A Dream Home on this fall's Parade of Homes combines classic East Coast style with modern comforts.
The Atlantic Ocean is more than a thousand miles away from Jerry Lombardo and Vanessa Briese's home in Edina.
Still the couple wanted to capture the feeling of the classic East Coast shingle-style architecture Lombardo remembered from growing up on the New Jersey shore.
"We've spent a lot of summers visiting relatives on the Jersey coast," said Lombardo. "We both gravitate toward that style."
In 2010, Lombardo and Briese bought a lot on Mirror Lake and spent more than a year planning and building their dream dwelling, one of three Dream Homes open for touring on this fall's Parade of Homes. At $2.78 million, it's the priciest home on the Parade and involved a team of professionals.
The couple collaborated with residential designer Jeff Murphy of Murphy & Co. Design and Erotas Building Corp. in Excelsior to create the turn-of-the-century East Coast-inspired design.
Flickering glass lanterns atop stone monuments guide visitors to the welcoming front portico of the gray-shingled home. Murphy added Old World copper gutters to the traditional gabled facade. A cupola gracing the garage roof is reminiscent of homes on Martha's Vineyard.
Inside the 5,100-square-foot home, the spaces are embellished with Craftsman-era details, yet convey a clean and simple aesthetic.
"I'm a detailed-oriented person," said Lombardo, who was involved in the process from start to finish. "They really set this house apart from others." He chose the finials on exposed hinges, staircase balusters modeled after homes in reference books and switch-plate covers that mimic the interior wood molding.
Briese, an avid cook, helped design the chef's kitchen, which is outfitted with a pot filler, farmhouse-style double sink and multifunctional Wolf range. The dove white flat-paneled kitchen cabinets act as a neutral backdrop to the black furniture-style center island. "We like the clean, classic contrast of black and white," said Briese.
That look is popular with many homeowners, according to Holly Erotas, owner of Erotas Building. "Most of our clients today want cleaned-up traditional," she said. "Fresh and updated, but still classic. "
As in most of today's open-floor plans, the kitchen flows into the great room, which is defined by a gray-painted coffered ceiling. The far wall in the great room holds a media cabinet and gas log fireplace and is covered with ebony-stained wood paneling that matches the kitchen center island.
"The fireplace is a bit off-center, like one I saw in an old Pennsylvania farmhouse," said Murphy. "It gives it authenticity."
The large screen porch off the kitchen creates an indoor-outdoor connection to the wooded landscape and back-yard lake. Briese calls the porch "our cabin," and Murphy warmed it up with a dark-stained beadboard ceiling above a wood-burning fireplace.

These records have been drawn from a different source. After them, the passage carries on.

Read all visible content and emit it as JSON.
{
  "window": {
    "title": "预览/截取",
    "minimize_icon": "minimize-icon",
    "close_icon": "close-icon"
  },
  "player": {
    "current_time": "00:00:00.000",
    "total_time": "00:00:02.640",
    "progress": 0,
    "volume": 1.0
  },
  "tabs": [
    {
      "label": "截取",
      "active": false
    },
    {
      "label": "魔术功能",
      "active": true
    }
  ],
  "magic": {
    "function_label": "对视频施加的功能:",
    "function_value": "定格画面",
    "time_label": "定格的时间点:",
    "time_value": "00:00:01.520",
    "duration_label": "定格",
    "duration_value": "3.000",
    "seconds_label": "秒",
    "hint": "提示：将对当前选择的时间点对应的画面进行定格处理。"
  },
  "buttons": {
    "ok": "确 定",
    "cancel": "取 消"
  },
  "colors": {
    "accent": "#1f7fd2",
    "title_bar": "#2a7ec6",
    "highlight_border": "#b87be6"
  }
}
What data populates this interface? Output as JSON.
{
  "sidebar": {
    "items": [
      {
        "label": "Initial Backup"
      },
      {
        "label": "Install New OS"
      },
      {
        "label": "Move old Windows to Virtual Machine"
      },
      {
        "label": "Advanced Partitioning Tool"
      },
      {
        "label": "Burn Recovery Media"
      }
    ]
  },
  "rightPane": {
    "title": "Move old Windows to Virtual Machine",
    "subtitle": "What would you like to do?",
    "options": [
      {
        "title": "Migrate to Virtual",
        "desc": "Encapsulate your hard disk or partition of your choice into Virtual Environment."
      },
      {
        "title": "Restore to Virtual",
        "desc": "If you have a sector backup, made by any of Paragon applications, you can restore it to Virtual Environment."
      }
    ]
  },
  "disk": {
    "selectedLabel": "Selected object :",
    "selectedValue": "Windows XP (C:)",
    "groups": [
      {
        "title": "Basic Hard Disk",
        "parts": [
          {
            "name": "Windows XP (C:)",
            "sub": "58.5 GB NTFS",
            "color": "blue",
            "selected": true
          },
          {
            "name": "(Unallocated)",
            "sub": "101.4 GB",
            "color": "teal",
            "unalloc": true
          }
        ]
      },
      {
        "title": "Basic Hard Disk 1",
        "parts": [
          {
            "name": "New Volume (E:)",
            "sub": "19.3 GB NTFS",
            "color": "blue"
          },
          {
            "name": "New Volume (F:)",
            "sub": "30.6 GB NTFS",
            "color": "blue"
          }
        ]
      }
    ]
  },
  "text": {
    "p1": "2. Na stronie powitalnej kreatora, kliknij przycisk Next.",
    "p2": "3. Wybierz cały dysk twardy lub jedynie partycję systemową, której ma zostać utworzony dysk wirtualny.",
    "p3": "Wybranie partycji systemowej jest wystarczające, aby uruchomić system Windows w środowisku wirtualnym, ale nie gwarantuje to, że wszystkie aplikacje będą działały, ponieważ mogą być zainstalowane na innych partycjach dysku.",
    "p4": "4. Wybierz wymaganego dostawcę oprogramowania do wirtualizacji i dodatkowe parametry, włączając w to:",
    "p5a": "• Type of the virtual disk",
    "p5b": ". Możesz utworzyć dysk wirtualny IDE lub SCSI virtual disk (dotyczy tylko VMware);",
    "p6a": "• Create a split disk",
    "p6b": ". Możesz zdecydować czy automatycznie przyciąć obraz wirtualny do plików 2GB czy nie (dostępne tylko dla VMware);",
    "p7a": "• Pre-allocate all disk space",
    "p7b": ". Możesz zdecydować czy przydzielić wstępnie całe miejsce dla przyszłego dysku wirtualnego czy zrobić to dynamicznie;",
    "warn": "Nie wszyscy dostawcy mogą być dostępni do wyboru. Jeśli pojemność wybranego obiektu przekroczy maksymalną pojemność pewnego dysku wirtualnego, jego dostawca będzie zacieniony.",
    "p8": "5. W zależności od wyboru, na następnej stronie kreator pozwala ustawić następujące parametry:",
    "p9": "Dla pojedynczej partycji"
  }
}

But the family will have to wait until the Parade is over before they can use their fireplace. After more than a year of planning and picking out everything from cabinet hardware to light fixtures, Lombardo, Briese and their daughter, Olivia, are eager to move in.
For their first dinner, Briese plans to prepare a three-meat ragu sauce and pull a bottle of wine from the walk-in wine cellar in the finished lower level.
"It's exciting to see your vision become a reality and be able to live it every day," said Lombardo.
Lynn Underwood • 612-673-7619